WORK INSTRUCTIONS
Copy all lines holding the word "symbols" from the entries.

RECORD EXTRACTS
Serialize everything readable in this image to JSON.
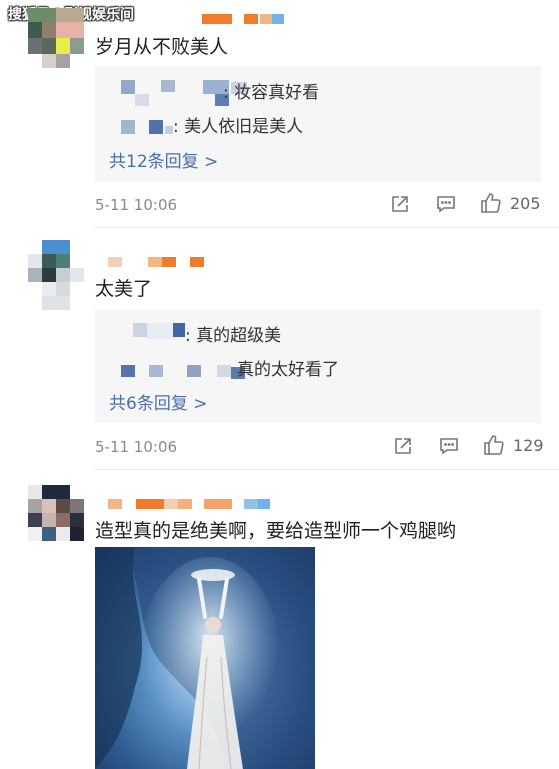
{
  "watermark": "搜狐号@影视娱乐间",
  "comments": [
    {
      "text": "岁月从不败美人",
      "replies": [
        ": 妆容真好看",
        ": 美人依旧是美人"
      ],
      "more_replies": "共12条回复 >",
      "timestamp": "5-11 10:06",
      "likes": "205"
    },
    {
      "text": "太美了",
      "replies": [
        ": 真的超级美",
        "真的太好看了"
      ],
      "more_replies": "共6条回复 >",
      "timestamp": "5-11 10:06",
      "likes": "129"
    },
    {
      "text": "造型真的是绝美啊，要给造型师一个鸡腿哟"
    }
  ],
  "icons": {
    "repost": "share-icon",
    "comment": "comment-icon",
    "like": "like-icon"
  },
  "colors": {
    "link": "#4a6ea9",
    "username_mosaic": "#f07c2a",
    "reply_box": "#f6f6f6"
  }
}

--

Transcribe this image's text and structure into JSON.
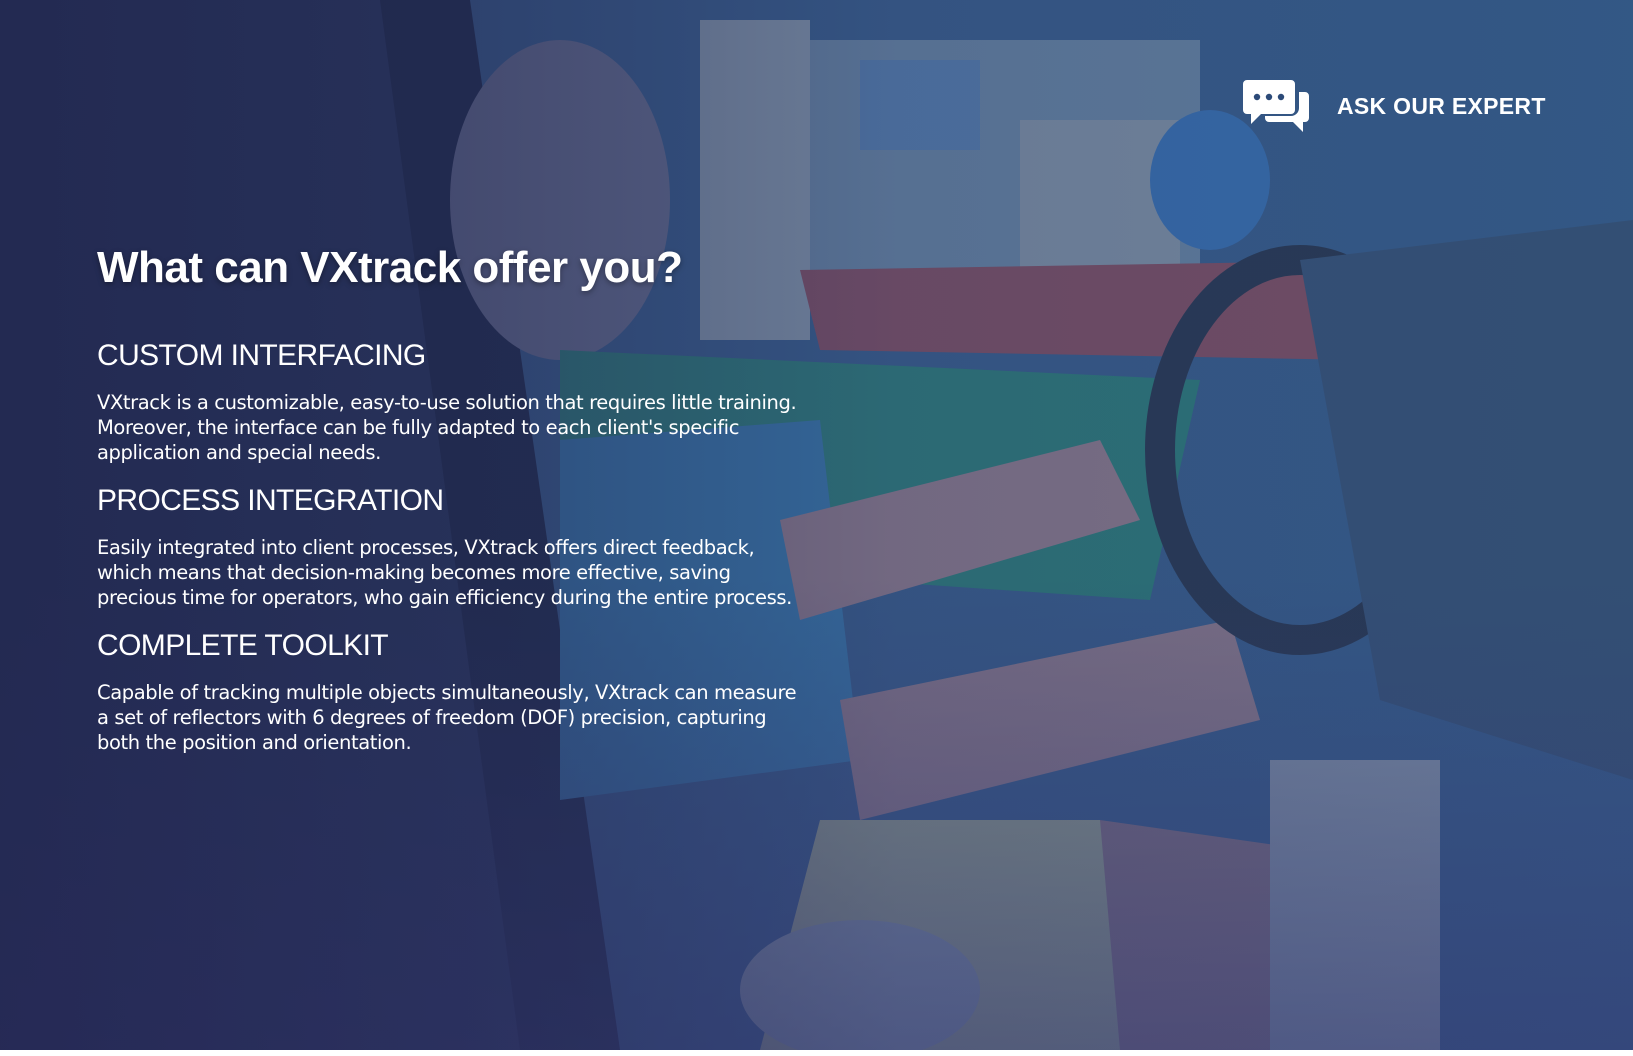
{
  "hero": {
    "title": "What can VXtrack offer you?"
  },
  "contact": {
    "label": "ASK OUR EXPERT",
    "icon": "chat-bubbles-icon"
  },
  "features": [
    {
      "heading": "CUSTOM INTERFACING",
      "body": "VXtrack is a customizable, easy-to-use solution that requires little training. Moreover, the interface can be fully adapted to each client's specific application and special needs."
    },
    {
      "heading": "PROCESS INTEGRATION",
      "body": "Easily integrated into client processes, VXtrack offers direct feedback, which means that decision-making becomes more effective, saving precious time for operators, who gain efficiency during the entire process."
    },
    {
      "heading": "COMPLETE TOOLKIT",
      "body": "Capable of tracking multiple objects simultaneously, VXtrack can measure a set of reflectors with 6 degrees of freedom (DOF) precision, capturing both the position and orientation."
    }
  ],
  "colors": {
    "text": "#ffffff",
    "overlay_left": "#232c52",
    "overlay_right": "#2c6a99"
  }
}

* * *

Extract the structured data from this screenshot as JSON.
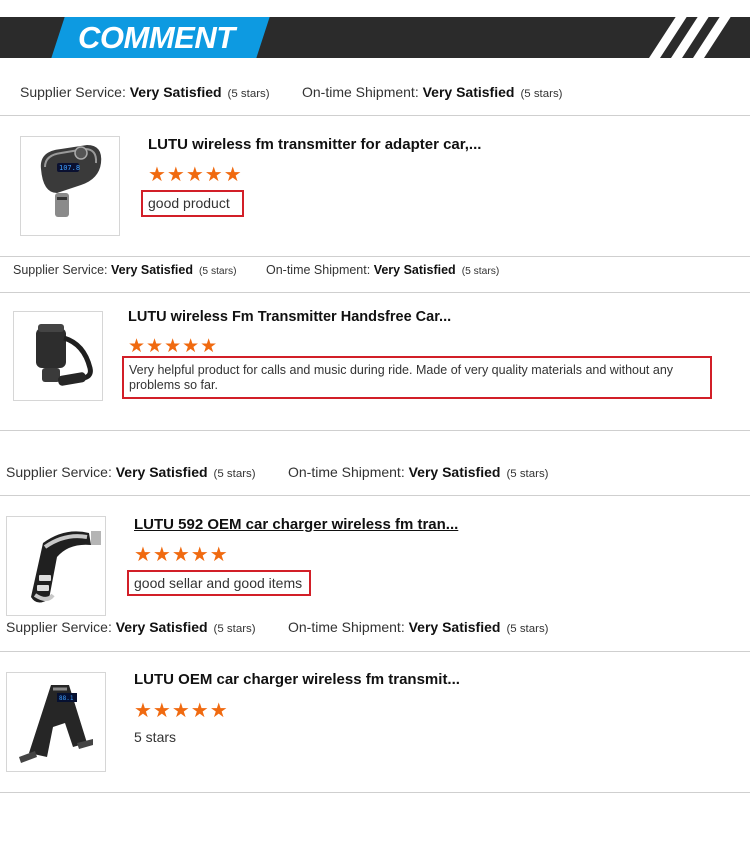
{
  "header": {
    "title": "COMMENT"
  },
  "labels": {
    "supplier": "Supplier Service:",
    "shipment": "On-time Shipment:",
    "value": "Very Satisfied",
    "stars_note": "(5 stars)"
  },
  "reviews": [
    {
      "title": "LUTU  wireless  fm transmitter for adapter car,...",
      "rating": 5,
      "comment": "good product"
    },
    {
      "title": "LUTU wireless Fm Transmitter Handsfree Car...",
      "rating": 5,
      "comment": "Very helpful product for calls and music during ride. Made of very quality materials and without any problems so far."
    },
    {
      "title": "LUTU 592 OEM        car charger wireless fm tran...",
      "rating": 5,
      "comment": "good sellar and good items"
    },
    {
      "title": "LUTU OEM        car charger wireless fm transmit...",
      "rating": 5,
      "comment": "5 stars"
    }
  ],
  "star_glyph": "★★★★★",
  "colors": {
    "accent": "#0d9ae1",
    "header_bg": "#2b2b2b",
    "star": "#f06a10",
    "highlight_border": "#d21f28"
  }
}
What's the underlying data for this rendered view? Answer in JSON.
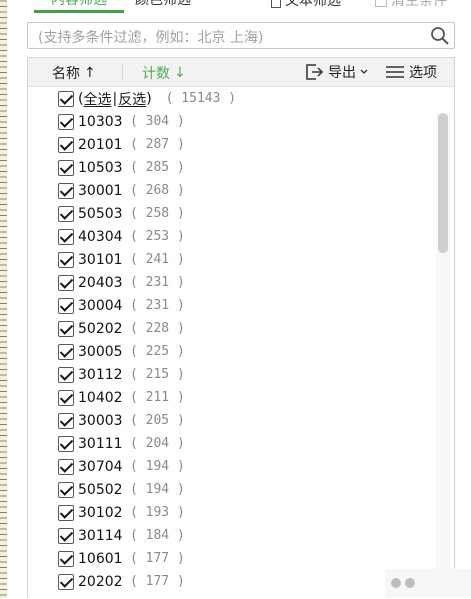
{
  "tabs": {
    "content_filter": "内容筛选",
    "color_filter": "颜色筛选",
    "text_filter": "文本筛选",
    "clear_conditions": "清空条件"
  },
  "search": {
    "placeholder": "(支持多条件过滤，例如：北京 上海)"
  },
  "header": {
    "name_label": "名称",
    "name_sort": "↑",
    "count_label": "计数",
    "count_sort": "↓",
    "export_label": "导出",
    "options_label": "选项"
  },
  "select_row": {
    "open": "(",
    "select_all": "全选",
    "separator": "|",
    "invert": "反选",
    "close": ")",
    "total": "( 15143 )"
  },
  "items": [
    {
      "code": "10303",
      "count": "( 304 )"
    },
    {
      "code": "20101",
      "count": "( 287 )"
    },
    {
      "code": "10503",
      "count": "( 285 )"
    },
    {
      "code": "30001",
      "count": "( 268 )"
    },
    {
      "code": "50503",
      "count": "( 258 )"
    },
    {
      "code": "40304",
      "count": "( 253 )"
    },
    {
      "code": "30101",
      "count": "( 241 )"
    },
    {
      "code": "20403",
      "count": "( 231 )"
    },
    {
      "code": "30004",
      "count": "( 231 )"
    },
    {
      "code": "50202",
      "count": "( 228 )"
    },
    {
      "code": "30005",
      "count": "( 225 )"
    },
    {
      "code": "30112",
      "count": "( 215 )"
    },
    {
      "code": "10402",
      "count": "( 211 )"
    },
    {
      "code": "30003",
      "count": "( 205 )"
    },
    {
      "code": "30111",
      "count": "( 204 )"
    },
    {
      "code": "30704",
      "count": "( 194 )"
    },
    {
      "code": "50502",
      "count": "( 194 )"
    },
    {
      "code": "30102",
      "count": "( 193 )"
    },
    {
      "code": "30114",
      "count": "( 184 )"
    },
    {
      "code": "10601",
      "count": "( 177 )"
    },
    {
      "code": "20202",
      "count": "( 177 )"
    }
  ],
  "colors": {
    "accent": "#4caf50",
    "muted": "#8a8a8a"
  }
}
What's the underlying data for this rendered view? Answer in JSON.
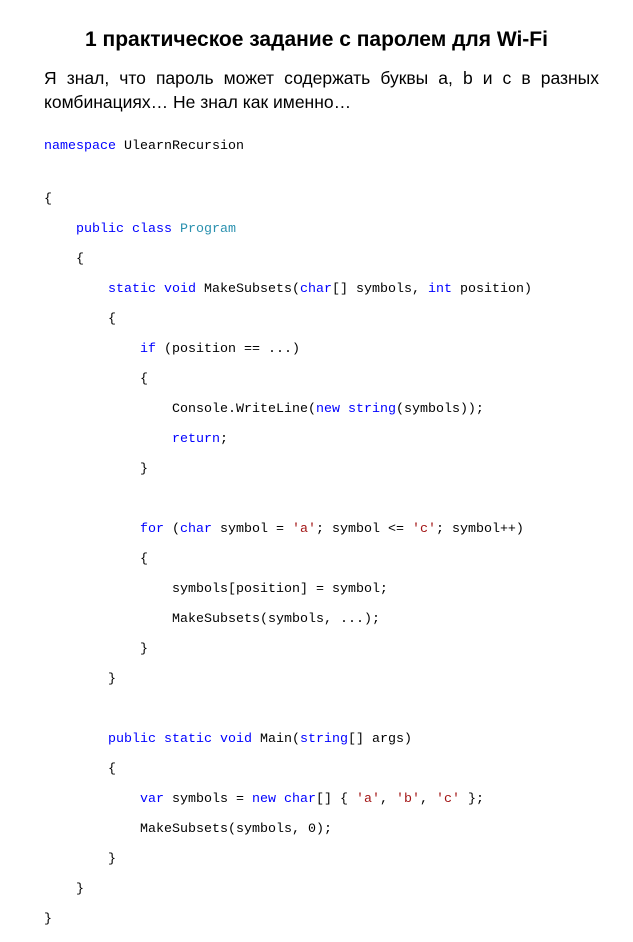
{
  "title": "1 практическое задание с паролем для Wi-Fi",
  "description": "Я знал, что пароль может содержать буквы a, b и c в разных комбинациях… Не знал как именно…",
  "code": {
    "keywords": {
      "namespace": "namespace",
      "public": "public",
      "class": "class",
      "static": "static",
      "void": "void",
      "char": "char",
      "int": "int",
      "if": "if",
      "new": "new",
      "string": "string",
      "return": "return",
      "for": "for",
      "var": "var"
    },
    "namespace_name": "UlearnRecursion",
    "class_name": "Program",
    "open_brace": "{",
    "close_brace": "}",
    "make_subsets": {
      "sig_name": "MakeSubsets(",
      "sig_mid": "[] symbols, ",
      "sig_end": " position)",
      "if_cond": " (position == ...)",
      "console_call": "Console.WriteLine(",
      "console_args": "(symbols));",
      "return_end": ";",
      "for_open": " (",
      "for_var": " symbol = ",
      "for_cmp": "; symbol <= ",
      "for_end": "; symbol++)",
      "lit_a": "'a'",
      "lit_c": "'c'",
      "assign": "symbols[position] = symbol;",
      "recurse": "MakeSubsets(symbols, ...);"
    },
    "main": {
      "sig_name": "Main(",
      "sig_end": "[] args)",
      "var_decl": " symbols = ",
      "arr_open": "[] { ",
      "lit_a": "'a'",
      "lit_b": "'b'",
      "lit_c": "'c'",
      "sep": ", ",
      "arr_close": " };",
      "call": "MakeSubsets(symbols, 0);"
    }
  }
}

SOLUTION
      "sig_mid": "[] symbols, ",
      "console_args": "(symbols));",
      "assign": "symbols[position] = symbol;",
      "recurse": "MakeSubsets(symbols, ...);"
      "var_decl": " symbols = ",
      "call": "MakeSubsets(symbols, 0);"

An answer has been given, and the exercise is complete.